### Your task
Output every entry verbatim.

Data records for software interfaces:
=== Section Start ===

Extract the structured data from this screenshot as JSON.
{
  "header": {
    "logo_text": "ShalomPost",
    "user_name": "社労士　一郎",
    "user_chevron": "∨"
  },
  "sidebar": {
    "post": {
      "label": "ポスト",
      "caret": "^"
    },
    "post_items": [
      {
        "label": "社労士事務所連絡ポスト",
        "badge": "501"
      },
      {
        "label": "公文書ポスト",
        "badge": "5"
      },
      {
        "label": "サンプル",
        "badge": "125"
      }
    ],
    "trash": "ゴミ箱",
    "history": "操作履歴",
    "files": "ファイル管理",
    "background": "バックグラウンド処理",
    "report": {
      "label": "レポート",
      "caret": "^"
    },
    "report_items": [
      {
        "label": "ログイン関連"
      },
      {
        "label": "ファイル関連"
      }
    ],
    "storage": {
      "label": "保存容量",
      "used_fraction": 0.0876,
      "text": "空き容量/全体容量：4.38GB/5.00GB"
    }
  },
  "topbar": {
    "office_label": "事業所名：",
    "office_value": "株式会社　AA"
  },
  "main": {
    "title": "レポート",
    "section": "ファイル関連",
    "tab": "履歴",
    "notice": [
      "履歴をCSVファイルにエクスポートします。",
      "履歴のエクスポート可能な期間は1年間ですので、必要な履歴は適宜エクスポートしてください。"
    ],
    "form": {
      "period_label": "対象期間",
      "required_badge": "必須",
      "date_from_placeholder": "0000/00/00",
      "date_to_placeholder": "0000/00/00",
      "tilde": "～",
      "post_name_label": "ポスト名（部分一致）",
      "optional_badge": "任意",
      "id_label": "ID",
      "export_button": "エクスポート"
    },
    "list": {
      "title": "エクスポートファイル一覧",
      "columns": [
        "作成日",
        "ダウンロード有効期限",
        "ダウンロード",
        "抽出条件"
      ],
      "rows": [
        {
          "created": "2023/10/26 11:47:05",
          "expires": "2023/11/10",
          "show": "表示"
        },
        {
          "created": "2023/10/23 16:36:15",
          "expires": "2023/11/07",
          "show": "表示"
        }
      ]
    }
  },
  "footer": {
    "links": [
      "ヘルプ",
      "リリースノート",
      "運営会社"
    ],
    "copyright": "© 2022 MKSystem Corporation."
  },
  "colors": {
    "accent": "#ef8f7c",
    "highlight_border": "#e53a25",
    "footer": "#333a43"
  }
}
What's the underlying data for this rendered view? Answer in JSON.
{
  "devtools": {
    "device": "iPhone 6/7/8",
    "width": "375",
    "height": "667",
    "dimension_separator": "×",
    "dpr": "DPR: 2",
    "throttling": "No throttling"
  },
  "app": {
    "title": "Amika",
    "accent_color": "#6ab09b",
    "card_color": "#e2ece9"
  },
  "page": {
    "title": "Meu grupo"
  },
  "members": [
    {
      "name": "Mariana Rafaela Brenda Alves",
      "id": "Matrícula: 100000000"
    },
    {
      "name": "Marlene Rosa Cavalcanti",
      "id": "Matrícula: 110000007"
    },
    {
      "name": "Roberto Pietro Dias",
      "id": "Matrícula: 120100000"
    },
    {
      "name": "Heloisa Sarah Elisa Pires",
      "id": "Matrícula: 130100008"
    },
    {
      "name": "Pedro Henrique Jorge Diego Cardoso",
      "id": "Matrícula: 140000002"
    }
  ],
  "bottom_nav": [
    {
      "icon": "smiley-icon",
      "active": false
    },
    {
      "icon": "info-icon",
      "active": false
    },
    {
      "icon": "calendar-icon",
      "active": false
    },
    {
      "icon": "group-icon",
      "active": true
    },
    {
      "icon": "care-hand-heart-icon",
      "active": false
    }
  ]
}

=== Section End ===

### Output of the exercise
Extract the structured data from this screenshot as JSON.
{
  "header": {
    "logo_text": "ShalomPost",
    "user_name": "社労士　一郎",
    "user_chevron": "∨"
  },
  "sidebar": {
    "post": {
      "label": "ポスト",
      "caret": "^"
    },
    "post_items": [
      {
        "label": "社労士事務所連絡ポスト",
        "badge": "501"
      },
      {
        "label": "公文書ポスト",
        "badge": "5"
      },
      {
        "label": "サンプル",
        "badge": "125"
      }
    ],
    "trash": "ゴミ箱",
    "history": "操作履歴",
    "files": "ファイル管理",
    "background": "バックグラウンド処理",
    "report": {
      "label": "レポート",
      "caret": "^"
    },
    "report_items": [
      {
        "label": "ログイン関連"
      },
      {
        "label": "ファイル関連"
      }
    ],
    "storage": {
      "label": "保存容量",
      "used_fraction": 0.0876,
      "text": "空き容量/全体容量：4.38GB/5.00GB"
    }
  },
  "topbar": {
    "office_label": "事業所名：",
    "office_value": "株式会社　AA"
  },
  "main": {
    "title": "レポート",
    "section": "ファイル関連",
    "tab": "履歴",
    "notice": [
      "履歴をCSVファイルにエクスポートします。",
      "履歴のエクスポート可能な期間は1年間ですので、必要な履歴は適宜エクスポートしてください。"
    ],
    "form": {
      "period_label": "対象期間",
      "required_badge": "必須",
      "date_from_placeholder": "0000/00/00",
      "date_to_placeholder": "0000/00/00",
      "tilde": "～",
      "post_name_label": "ポスト名（部分一致）",
      "optional_badge": "任意",
      "id_label": "ID",
      "export_button": "エクスポート"
    },
    "list": {
      "title": "エクスポートファイル一覧",
      "columns": [
        "作成日",
        "ダウンロード有効期限",
        "ダウンロード",
        "抽出条件"
      ],
      "rows": [
        {
          "created": "2023/10/26 11:47:05",
          "expires": "2023/11/10",
          "show": "表示"
        },
        {
          "created": "2023/10/23 16:36:15",
          "expires": "2023/11/07",
          "show": "表示"
        }
      ]
    }
  },
  "footer": {
    "links": [
      "ヘルプ",
      "リリースノート",
      "運営会社"
    ],
    "copyright": "© 2022 MKSystem Corporation."
  },
  "colors": {
    "accent": "#ef8f7c",
    "highlight_border": "#e53a25",
    "footer": "#333a43"
  }
}
What's the underlying data for this rendered view? Answer in JSON.
{
  "devtools": {
    "device": "iPhone 6/7/8",
    "width": "375",
    "height": "667",
    "dimension_separator": "×",
    "dpr": "DPR: 2",
    "throttling": "No throttling"
  },
  "app": {
    "title": "Amika",
    "accent_color": "#6ab09b",
    "card_color": "#e2ece9"
  },
  "page": {
    "title": "Meu grupo"
  },
  "members": [
    {
      "name": "Mariana Rafaela Brenda Alves",
      "id": "Matrícula: 100000000"
    },
    {
      "name": "Marlene Rosa Cavalcanti",
      "id": "Matrícula: 110000007"
    },
    {
      "name": "Roberto Pietro Dias",
      "id": "Matrícula: 120100000"
    },
    {
      "name": "Heloisa Sarah Elisa Pires",
      "id": "Matrícula: 130100008"
    },
    {
      "name": "Pedro Henrique Jorge Diego Cardoso",
      "id": "Matrícula: 140000002"
    }
  ],
  "bottom_nav": [
    {
      "icon": "smiley-icon",
      "active": false
    },
    {
      "icon": "info-icon",
      "active": false
    },
    {
      "icon": "calendar-icon",
      "active": false
    },
    {
      "icon": "group-icon",
      "active": true
    },
    {
      "icon": "care-hand-heart-icon",
      "active": false
    }
  ]
}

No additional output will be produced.